If you want to know what has Alberta's oil industry spooked, all you have to do is read the New Democratic Party's election platform. Incoming premier Rachel Notley ran on a blueprint that promises "a careful review of how Alberta will promote resource processing and fair royalties." The thing is, no one – not the public, not the industry and probably not even the incoming NDP government – knows exactly what that means. Which is pretty much the definition of uncertainty.
A couple of months ago, nobody was expecting the NDP would end up running the province – least of all the New Democrats. That may explain why the party's election platform was as much a list of wishes as an actual plan to govern. Item No. 1 on the wish list: Charging the oil industry more for what it takes out of the ground.
Here's the very first sentence of the NDP platform: "The PCs have squandered Alberta's resource wealth." How? By "refus[ing] to implement realistic oil royalties that the people who own the resources – all of us – deserve." As a result, "the people of Alberta as a whole are deprived of much of the benefit of our own resources."
The platform repeatedly states that taxpayers are being shortchanged, and also accuses the Progressive Conservatives of "neglecting our opportunity to invest in value-added processing and refining – investment that would create more jobs in Alberta instead of exporting them to Texas."
The solution: "Establish a Resource Owners' Rights Commission to report to the new Premier and the Legislature within six months on measures to promote greater processing of Alberta's energy resources, and to ensure a full and fair return to the people of Alberta for their energy resources." There is even a pledge to "act on recommendations within the first year."
All of which appears to add up to an unmistakable promise of higher royalty rates, paired with pledges to somehow force Big Oil into spending billions of dollars building new refining and upgrading capacity. It sounds like a plan to impose significant, new costs on Alberta's most important industry – which may explain why Ms. Notley has spent the past couple of weeks trying to water down her platform's language.
For example, when The Globe and Mail editorial board spoke to Ms. Notley a week before the election, she insisted that she was not trying to harm the industry, and that a review of royalty rates did not guarantee higher rates. She believed an independent assessment would recommend rates be raised – but she allowed it might not. She stood for higher royalties if necessary, but not necessarily higher royalties.
And the day after her election victory, she stressed that she wanted to work with the industry, not against it. Over time, she said, "they'll come to realize that things are going to be just A-OK over here in Alberta."
And then on Tuesday, she upheld the promise of a royalty review, while simultaneously appearing to push it into an indefinite future. "I'm not going to make any specific determinations around timing," she said, "except to say it was in our platform, it will happen within this term and it will be preceded by good, thorough discussions with all stakeholders, including industry." Within this term? The platform, remember, promised to complete a review within six months.
So what does it add up to? Who knows? In fairness, Ms. Notley is not even premier yet, and her cabinet hasn't been named, so a bit of patience is in order. But only a little bit. The oil industry needs to know where it stands.

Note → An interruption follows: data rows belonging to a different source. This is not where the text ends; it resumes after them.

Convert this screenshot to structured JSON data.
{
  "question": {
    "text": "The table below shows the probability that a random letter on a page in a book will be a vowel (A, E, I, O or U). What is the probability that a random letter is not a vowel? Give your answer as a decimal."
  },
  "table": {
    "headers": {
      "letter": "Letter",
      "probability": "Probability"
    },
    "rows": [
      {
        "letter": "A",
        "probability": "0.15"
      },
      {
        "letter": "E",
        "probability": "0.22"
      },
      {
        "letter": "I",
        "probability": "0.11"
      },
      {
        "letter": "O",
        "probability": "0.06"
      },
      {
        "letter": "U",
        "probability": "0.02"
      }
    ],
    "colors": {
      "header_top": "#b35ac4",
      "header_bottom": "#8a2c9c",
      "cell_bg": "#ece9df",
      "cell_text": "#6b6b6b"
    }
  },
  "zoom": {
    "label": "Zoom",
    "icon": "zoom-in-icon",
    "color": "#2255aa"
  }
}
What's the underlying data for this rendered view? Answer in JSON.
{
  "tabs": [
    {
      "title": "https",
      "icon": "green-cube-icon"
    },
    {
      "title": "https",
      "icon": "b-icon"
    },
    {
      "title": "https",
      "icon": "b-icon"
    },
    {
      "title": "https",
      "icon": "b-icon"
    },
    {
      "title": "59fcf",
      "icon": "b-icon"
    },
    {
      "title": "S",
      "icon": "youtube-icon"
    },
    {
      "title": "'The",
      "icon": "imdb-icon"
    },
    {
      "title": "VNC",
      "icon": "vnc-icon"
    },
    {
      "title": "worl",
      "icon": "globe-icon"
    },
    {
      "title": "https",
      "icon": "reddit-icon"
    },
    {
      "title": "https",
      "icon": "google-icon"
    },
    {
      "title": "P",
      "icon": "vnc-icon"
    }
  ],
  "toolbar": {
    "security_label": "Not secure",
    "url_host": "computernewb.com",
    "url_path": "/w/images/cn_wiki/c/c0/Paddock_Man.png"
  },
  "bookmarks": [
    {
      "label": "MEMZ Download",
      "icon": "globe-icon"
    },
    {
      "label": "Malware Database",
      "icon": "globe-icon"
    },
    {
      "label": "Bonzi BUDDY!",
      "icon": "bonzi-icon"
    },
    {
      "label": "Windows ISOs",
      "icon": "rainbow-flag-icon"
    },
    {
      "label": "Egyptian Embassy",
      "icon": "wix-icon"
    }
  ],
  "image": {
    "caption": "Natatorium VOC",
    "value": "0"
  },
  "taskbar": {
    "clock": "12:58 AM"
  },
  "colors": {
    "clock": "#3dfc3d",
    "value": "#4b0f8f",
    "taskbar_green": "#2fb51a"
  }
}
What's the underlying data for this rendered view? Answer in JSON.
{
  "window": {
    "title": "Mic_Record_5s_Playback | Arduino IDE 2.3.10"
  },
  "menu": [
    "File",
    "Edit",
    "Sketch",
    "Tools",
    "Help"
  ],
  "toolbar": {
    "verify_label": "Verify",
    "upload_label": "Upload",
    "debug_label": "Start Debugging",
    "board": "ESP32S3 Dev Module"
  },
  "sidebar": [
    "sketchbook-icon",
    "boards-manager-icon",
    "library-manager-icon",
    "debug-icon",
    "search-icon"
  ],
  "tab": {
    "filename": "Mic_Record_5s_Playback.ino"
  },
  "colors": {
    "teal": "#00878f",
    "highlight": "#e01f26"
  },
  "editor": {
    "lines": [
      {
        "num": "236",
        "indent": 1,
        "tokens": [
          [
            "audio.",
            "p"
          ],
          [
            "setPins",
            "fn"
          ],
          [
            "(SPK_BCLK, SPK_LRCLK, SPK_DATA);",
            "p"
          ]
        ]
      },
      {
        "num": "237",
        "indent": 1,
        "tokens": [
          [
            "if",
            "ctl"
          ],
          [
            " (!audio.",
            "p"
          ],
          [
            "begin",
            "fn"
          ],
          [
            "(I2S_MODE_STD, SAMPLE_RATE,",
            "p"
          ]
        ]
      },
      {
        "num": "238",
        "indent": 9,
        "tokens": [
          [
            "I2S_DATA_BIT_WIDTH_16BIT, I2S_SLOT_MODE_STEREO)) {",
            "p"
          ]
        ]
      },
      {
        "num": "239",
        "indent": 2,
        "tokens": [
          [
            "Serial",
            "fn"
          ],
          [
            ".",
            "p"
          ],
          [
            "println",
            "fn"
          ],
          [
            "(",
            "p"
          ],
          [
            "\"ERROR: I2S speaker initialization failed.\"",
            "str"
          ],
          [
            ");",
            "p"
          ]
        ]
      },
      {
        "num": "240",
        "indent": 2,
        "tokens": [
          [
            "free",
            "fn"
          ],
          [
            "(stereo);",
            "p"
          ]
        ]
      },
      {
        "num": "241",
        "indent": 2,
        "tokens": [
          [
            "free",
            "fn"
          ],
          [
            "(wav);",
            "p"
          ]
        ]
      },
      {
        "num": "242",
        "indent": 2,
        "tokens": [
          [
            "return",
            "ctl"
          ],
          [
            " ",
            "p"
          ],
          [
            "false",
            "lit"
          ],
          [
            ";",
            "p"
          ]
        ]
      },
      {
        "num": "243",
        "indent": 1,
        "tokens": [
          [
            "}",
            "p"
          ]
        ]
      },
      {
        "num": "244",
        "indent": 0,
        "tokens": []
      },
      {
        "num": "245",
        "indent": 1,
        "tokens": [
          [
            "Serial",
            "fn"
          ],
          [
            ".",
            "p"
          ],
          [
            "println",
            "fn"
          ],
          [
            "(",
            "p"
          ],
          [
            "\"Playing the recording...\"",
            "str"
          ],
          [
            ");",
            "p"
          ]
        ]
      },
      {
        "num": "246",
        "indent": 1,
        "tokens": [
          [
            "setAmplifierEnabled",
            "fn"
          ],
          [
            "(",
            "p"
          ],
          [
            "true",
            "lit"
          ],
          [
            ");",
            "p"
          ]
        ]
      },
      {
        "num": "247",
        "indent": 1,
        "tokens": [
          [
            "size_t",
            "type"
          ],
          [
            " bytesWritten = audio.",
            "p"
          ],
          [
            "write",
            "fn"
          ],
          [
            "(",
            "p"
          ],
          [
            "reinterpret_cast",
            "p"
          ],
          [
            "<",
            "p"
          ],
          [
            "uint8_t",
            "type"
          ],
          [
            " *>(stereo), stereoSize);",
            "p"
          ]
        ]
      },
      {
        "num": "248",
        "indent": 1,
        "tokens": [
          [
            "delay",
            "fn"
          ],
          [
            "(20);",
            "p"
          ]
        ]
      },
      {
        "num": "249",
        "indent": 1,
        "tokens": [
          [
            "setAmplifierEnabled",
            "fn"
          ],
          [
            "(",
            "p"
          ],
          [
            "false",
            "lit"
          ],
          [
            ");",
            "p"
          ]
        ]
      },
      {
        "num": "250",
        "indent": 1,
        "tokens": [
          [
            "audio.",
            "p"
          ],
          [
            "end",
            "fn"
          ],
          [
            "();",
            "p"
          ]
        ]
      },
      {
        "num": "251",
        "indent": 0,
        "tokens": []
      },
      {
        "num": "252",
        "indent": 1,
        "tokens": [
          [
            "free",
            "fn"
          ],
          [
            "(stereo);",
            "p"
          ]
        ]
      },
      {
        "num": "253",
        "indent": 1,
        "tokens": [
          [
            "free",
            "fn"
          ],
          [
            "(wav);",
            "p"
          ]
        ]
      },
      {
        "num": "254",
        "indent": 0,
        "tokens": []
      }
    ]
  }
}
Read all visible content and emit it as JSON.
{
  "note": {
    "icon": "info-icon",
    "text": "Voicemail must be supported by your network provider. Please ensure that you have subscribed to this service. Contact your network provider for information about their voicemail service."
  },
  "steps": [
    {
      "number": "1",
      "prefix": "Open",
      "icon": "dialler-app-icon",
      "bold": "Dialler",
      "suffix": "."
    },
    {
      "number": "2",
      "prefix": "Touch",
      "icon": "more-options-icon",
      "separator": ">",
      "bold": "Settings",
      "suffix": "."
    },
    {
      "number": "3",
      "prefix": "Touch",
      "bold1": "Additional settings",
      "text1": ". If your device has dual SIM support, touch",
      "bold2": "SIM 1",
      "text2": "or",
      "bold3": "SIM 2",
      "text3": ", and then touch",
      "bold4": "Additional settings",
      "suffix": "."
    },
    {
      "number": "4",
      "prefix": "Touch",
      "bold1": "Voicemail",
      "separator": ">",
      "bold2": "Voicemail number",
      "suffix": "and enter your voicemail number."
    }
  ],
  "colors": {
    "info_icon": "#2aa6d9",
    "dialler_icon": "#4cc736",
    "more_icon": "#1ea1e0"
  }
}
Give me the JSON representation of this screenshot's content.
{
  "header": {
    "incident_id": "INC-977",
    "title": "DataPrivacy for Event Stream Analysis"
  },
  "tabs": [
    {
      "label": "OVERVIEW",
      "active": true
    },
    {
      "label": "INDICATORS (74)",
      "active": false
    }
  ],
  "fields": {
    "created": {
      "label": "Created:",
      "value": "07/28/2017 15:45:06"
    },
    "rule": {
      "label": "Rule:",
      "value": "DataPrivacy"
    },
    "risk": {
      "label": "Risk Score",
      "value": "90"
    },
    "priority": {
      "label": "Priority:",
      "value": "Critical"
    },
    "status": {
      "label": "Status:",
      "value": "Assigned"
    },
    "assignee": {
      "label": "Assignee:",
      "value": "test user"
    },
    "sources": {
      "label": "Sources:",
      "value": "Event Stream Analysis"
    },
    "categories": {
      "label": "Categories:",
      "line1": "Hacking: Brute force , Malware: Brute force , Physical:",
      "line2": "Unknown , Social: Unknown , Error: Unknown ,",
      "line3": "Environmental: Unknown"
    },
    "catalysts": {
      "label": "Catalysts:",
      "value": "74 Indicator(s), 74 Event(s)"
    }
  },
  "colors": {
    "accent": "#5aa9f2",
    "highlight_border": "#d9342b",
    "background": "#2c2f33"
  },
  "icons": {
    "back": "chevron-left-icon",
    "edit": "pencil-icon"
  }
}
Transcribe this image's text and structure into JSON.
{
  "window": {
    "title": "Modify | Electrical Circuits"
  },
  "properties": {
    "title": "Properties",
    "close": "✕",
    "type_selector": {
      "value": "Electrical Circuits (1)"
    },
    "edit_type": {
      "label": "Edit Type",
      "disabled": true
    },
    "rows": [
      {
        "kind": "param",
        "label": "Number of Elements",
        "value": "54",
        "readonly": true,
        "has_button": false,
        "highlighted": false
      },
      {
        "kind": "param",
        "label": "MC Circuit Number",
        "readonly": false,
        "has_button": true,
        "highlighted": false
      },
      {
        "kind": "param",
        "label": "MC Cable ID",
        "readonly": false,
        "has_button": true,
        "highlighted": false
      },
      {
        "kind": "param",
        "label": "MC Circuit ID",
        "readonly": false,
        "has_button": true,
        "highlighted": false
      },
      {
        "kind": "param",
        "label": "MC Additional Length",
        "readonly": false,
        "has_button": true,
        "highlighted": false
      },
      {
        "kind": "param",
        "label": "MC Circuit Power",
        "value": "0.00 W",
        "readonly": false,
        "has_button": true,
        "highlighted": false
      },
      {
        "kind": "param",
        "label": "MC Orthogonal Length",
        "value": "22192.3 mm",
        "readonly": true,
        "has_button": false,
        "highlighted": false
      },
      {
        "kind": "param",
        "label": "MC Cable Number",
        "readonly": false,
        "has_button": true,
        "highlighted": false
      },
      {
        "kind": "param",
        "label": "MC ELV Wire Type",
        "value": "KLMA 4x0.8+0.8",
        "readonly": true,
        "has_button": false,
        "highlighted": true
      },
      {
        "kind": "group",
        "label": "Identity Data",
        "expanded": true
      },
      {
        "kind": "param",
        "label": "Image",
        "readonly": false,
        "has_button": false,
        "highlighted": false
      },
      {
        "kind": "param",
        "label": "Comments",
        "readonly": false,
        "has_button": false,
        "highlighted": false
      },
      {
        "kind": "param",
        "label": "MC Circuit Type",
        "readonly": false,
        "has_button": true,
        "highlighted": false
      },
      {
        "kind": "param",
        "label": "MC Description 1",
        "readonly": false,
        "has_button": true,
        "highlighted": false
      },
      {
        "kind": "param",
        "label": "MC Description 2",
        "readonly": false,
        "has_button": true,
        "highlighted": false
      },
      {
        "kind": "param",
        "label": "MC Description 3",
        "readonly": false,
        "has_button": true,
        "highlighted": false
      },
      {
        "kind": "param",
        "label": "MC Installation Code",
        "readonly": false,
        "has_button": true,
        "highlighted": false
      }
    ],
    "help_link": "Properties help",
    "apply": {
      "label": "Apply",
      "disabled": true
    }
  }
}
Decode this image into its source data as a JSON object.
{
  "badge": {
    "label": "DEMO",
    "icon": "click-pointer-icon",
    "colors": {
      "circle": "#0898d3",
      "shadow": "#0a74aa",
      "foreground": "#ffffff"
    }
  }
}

Ms. Notley has a couple of options to end the uncertainty.
She could shelve the whole idea of a royalty review. A period of depressed oil prices and industry layoffs is not the ideal time to be talking about raising the industry's costs, and that's an argument any Alberta leader should be willing to make. But it's probably not realistic to expect the not-yet premier to kick off four years in office by boldly disowning a core campaign promise.
Her other option is to live up to the promise, to the letter. An independent commission, staffed by experts in the economics of the industry, would almost certainly find that measures to force or incent greater processing of crude in Alberta would carry greater costs than benefits. As for the question of where royalty rates should be set, that is trickier. But any honest accounting of the hoped-for windfall from higher rates would also weigh the quantifiable downsides in terms of investment, employment and wages. There's no gusher of free money.
The bottom line is that Alberta's keystone industry needs clarity and certainty. There's no reason the new government can't provide it, and soon.